On Friday, the Minnesota Senate unanimously passed a bill to distribute $27 million of emergency rural broadband funding. The COVID-19 pandemic has highlighted a stark need for better broadband access in many rural communications for education, remote work, and telemedicine. All of these areas have been heavily impacted by the lack of internet access in Greater MN, and the Senate’s bill increases economic vitality and quality of life for Minnesotans without depleting a general fund that is already stretched thin.
“High-speed internet has become a utility of equal importance to electricity, and the COVID pandemic has only reinforced that fact,” said Sen. Jeremy Miller (R-Winona). “As schools were forced into distance learning, doctors attempted to expand telemedicine, and more and more people shifted to remote work, we learned just how necessary broadband access is in our daily lives. In Greater Minnesota, there are still too many communities that don’t have access to high-speed internet, but we are making progress every year. This bill takes another big step forward in that ongoing effort.”

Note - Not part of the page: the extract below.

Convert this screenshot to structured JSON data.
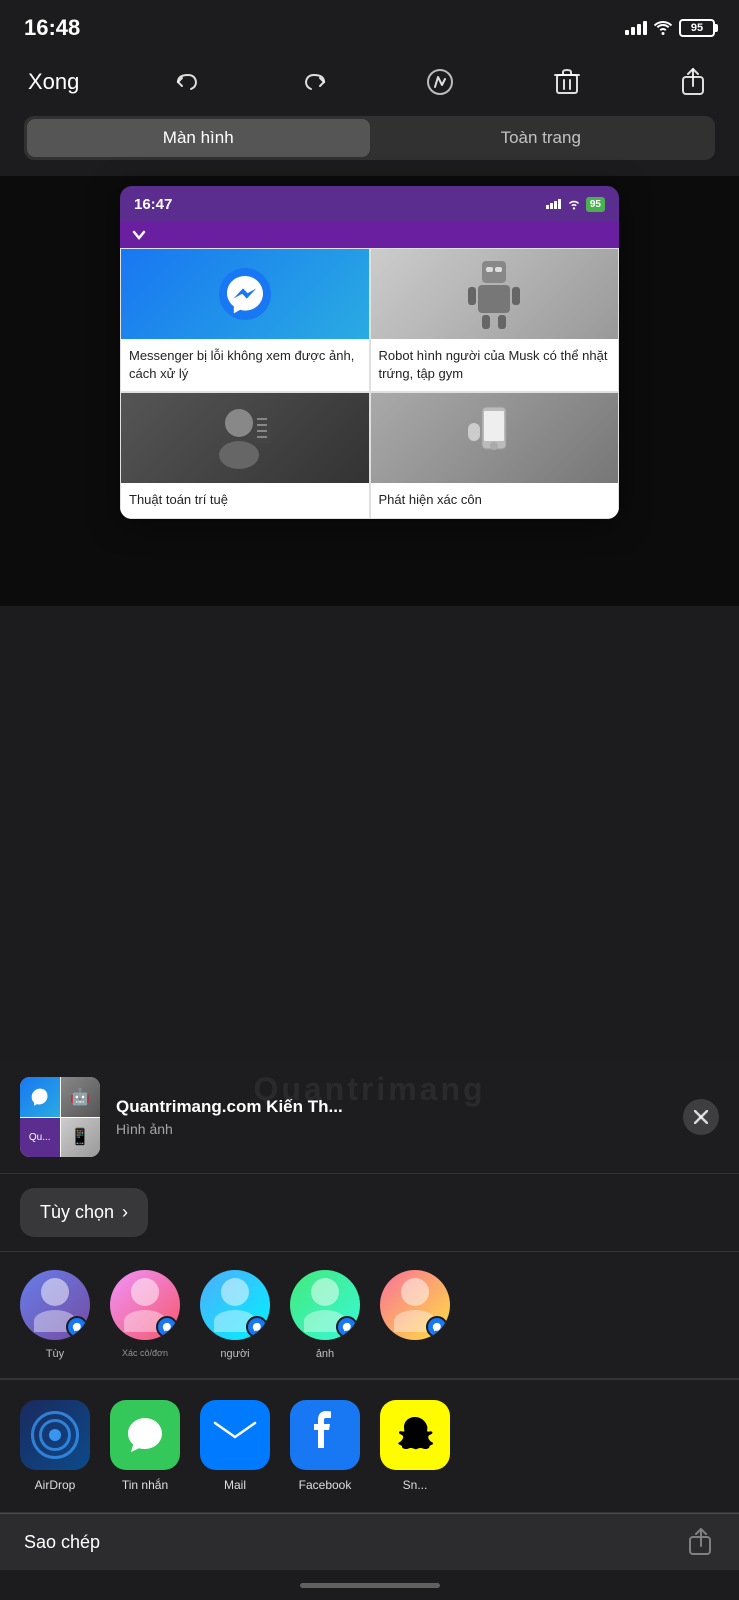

The compromise calls for $15 million to be designated in 2020 to a “distance learning broadband access grant program” for students lacking Internet access this fall. $2 million will go towards reimbursing licensed healthcare providers who invest in and install telemedicine equipment for COVID-19-related care.
The Border to Border Broadband Fund, which targets the development of broadband in unserved and underserved areas, is a significant recipient of funds in the bill and will provide substantial help for businesses, telecommuting, and distance learning. The program will receive $10 million of the $27 million appropriation. All projects will be up and running by the end of 2020, meaning guaranteed fast access for outstate communities.